    • Taylor Holliday says:

      Hi Marla,
      I’m happy to have inspired you to try this one! Did three days make a good, sour pickle for you? Did you like the taste?

      • Marla says:

        After 3 days I did get the sour funky taste of lacto-fermentation, and I’ve transferred the whole jar to the fridge. I’m interested to see how the flavor and texture plays with cooked food, so I’ll be making the green bean and meat “larb-ish” recipe you posted too. Thank you for nudging me to get back into fermenting!

        • Taylor Holliday says:

          And thank you for letting me know! This weekend at the restaurant Mala Project (no relation!) in NYC, I had a fried rice with Chinese bacon and tiny bits of pickled green bean. Yet another use for them!

  6. Thom says:

    Taylor – lacto pickles are definitely more complex than vinegar ones. I struggled for a while myself with lots of failed “experiments”. I highly recommend taking a look at Kirsten Shockey’s books Fermented Vegetables and Fiery Ferments. She and her husband Christopher do a great job explaining – and the recipes are pretty spot on. So far everything I’ve had has been spot on – and some of the pepper ferments are amazing. She even has some Tibetan inspired recipes, although no Ma La recipes.

    • Taylor Holliday says:

      Thanks for this recommendation, Thom. I actually do have their Fermented Vegetables book, but didn’t know about the Fiery Ferments. I definitely need that one!

  7. Billy says:

    These look delicious, and I love the pictures you included in your article! I love the one with all the different jars of vegetables. I absolutely want to try making some of these at home! Thank you so much for sharing!

    • Taylor Holliday says:

      Thanks for writing, Billy! I see from your email address ( that you probably know a thing or two about natural fermentation and pickles, so I’m flattered that mine are of interest.
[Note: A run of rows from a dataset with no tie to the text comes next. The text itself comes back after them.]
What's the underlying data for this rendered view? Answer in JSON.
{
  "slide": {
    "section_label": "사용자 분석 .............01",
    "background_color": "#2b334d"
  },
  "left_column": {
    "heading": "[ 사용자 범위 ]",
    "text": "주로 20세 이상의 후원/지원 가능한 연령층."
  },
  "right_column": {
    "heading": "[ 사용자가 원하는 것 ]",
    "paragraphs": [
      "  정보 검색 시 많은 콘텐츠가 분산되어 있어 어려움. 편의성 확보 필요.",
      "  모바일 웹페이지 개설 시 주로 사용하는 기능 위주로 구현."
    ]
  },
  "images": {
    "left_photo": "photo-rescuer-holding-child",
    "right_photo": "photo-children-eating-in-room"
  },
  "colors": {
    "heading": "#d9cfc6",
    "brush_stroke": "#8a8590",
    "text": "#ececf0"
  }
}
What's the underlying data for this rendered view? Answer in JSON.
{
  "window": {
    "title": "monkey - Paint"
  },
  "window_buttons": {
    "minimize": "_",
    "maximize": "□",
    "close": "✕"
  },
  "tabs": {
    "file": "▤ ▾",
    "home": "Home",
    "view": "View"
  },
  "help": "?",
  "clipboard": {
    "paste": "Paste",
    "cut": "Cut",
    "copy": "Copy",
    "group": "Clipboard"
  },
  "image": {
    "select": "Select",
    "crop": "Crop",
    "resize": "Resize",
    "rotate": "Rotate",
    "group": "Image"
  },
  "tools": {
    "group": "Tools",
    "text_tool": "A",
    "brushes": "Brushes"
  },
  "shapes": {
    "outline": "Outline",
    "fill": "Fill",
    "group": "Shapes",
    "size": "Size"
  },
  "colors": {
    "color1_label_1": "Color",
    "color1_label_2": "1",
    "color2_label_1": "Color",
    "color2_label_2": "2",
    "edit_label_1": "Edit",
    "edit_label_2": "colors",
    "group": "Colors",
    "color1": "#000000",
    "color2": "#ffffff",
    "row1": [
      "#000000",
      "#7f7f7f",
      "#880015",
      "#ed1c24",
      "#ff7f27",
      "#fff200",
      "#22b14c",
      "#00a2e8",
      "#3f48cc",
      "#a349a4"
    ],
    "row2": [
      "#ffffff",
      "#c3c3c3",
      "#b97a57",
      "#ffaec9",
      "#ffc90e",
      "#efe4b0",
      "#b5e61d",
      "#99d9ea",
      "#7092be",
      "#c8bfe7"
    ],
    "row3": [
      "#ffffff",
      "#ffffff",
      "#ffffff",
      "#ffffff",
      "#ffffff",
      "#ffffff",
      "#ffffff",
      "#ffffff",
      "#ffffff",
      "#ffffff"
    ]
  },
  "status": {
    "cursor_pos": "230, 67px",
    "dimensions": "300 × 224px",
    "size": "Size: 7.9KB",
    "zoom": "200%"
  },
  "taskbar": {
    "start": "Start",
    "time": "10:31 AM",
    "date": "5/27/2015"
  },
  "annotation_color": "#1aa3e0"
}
I hope you like the Sichuan style!

  8. Dennis Donohue says:

    Terrific article and informative comments.

    This is a great community!